Dr Levine speaks with ecancer at BCGS 2018 about low-grade serous carcinoma of the ovaries.

He highlights KRAS and BRAF mutations as markers of the disease, and targets for precision therapies.

Dr Levine also spoke with ecancer about immuno-oncology in SCCO, here.

This afternoon I’ll be talking about a low grade serous carcinoma of the ovary. This is a relatively uncommon type of ovarian cancer but certainly there are thousands of cases around the world. It’s very different than the most common type of ovarian cancer which is called high grade serous ovarian cancer. Low grade serous ovarian cancer is characterised by mutations in genes like KRAS and BRAF whereas high grade serous carcinoma has frequent, if not universal, mutations in TP53 which is not seen in low grade serous carcinoma. So the molecular genetics are very different and we can use that in making sure we’re making the correct diagnosis in cases where it can be tricky. It also could be used for therapeutic intervention in the future.
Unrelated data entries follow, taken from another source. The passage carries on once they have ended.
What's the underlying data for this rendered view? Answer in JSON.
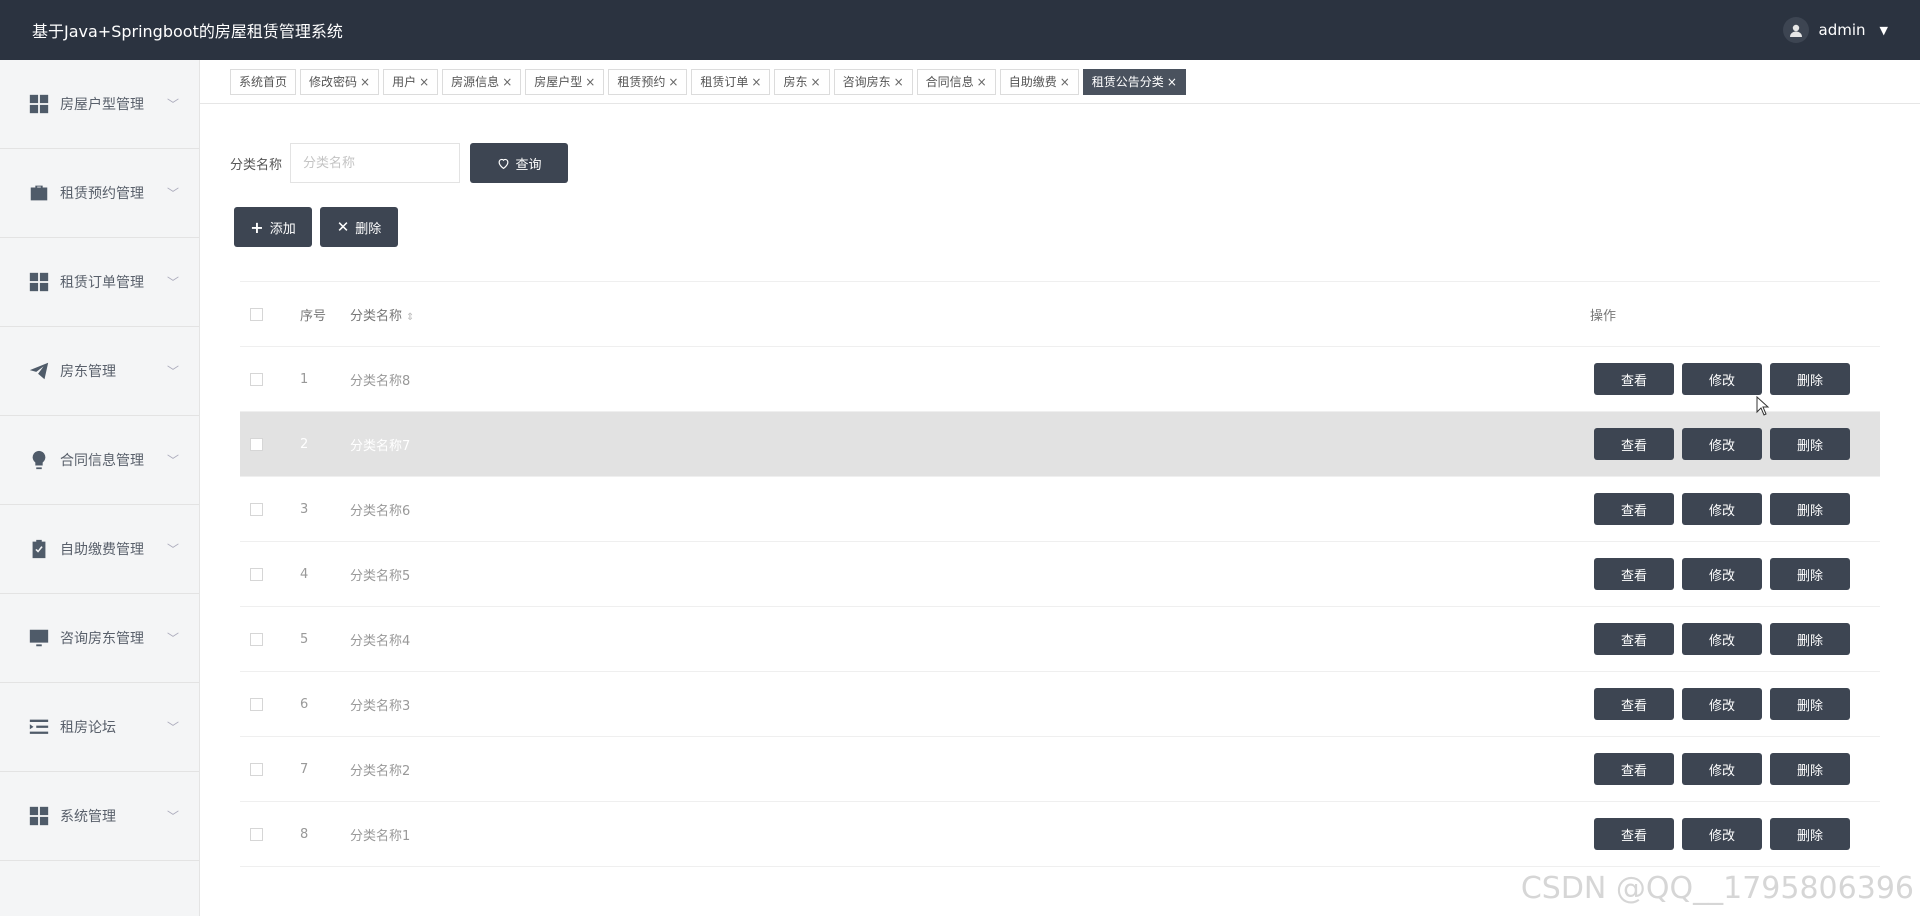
{
  "header": {
    "title": "基于Java+Springboot的房屋租赁管理系统",
    "user": "admin"
  },
  "sidebar": {
    "items": [
      {
        "label": "房屋户型管理",
        "icon": "grid-icon"
      },
      {
        "label": "租赁预约管理",
        "icon": "briefcase-icon"
      },
      {
        "label": "租赁订单管理",
        "icon": "grid-icon"
      },
      {
        "label": "房东管理",
        "icon": "paper-plane-icon"
      },
      {
        "label": "合同信息管理",
        "icon": "lightbulb-icon"
      },
      {
        "label": "自助缴费管理",
        "icon": "clipboard-check-icon"
      },
      {
        "label": "咨询房东管理",
        "icon": "monitor-icon"
      },
      {
        "label": "租房论坛",
        "icon": "list-indent-icon"
      },
      {
        "label": "系统管理",
        "icon": "grid-icon"
      }
    ]
  },
  "tabs": [
    {
      "label": "系统首页",
      "closable": false
    },
    {
      "label": "修改密码",
      "closable": true
    },
    {
      "label": "用户",
      "closable": true
    },
    {
      "label": "房源信息",
      "closable": true
    },
    {
      "label": "房屋户型",
      "closable": true
    },
    {
      "label": "租赁预约",
      "closable": true
    },
    {
      "label": "租赁订单",
      "closable": true
    },
    {
      "label": "房东",
      "closable": true
    },
    {
      "label": "咨询房东",
      "closable": true
    },
    {
      "label": "合同信息",
      "closable": true
    },
    {
      "label": "自助缴费",
      "closable": true
    },
    {
      "label": "租赁公告分类",
      "closable": true,
      "active": true
    }
  ],
  "tab_close_glyph": "×",
  "search": {
    "label": "分类名称",
    "placeholder": "分类名称",
    "button": "查询"
  },
  "actions": {
    "add": "添加",
    "delete": "删除"
  },
  "table": {
    "headers": {
      "index": "序号",
      "name": "分类名称",
      "ops": "操作"
    },
    "rows": [
      {
        "index": "1",
        "name": "分类名称8"
      },
      {
        "index": "2",
        "name": "分类名称7",
        "highlighted": true
      },
      {
        "index": "3",
        "name": "分类名称6"
      },
      {
        "index": "4",
        "name": "分类名称5"
      },
      {
        "index": "5",
        "name": "分类名称4"
      },
      {
        "index": "6",
        "name": "分类名称3"
      },
      {
        "index": "7",
        "name": "分类名称2"
      },
      {
        "index": "8",
        "name": "分类名称1"
      }
    ],
    "row_buttons": {
      "view": "查看",
      "edit": "修改",
      "delete": "删除"
    }
  },
  "watermark": "CSDN @QQ__1795806396",
  "colors": {
    "header_bg": "#2b3340",
    "button_bg": "#3d4552",
    "active_tab_bg": "#4a525e",
    "highlight_row": "#e2e2e2"
  }
}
There is some evidence that BRAF mutations that can be targeted with BRAF inhibitors such as in melanoma and other cancers, there are some reports, although not overly common, but there are some reports of that working in low grade serous carcinoma. I’ll also be talking about other therapies that have been effective including anti-angiogenesis therapy with bevacizumab. Now there’s also some good data to suggest that a hormonal treatment can actually prevent the cancer from recurring.

What is your take home message?

The two take home messages would be that we can use genetics, both to correctly diagnose the cancer and also to open up therapeutic options. We have a lot of new therapeutic options for low grade serous carcinoma that did not exist ten years ago.